A GH57 4-alpha-glucanotransferase of hyperthermophilic origin with potential for alkyl glycoside productionPaul, C. J., Leemhuis, H., Dobruchowska, J. M., Grey, C., Onnby, L., van Leeuwen, S. S., Dijkhuizen, L. & Karlsson, E. N., Sep-2015, In : Applied Microbiology and Biotechnology. 99, 17, p. 7101-7113 13 p.
Research output: Contribution to journal › Article › Academic › peer-review

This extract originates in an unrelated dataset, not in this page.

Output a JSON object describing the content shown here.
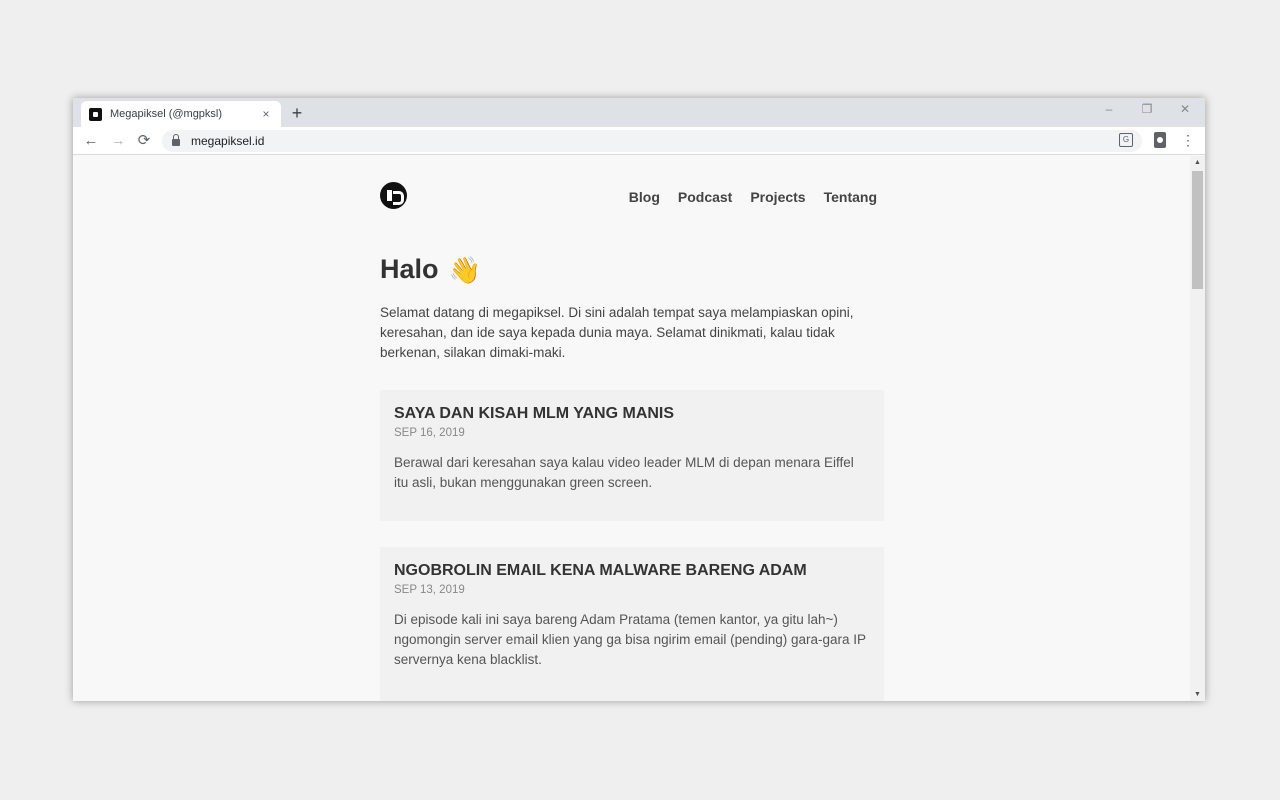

4-alpha-Glucanotransferase (GTase) enzymes (EC 184.108.40.206) modulate the size of alpha-glucans by cleaving and reforming alpha-1,4 glycosidic bonds in alpha-glucans, an essential process in starch and glycogen metabolism in plants and microorganisms. The glycoside hydrolase family 57 enzyme (GTase57) studied in the current work catalyzes both disproportionation and cyclization reactions. Amylose was converted into cyclic amylose (with a minimum size of 17 glucose monomers) as well as to a spectrum of maltodextrins, but in contrast to glycoside hydrolase family 13 cyclodextrin glucanotransferases (CGTases), no production of cyclodextrins (C6-C8) was observed. GTase57 also effectively produced alkyl-glycosides with long alpha-glucan chains from dodecyl-beta-D-maltoside and starch, demonstrating the potential of the enzyme to produce novel variants of surfactants. Importantly, the GTase57 has excellent thermostability with a maximal activity at 95 A degrees C and an activity half-life of 150 min at 90 A degrees C which is highly advantageous in this manufacturing process suggesting that enzymes from this relatively uncharacterized family, GH57, can be powerful biocatalysts for the production of large head group glucosides from soluble starch.
|Number of pages||13|
|Journal||Applied Microbiology and Biotechnology|
|Publication status||Published - Sep-2015|
- Amylomaltase, Amylose, Glucan, Glycoside hydrolase, Starch, Alkyl glycoside, MalQ, ALPHA-AMYLASE FAMILY, THERMOCOCCUS-LITORALIS, CYCLODEXTRIN GLYCOSYLTRANSFERASE, TRANSGLYCOSYLATION ACTIVITY, PYROCOCCUS-FURIOSUS, CATALYTIC RESIDUES, ESCHERICHIA-COLI, AMYLOMALTASE, IDENTIFICATION, ENZYMES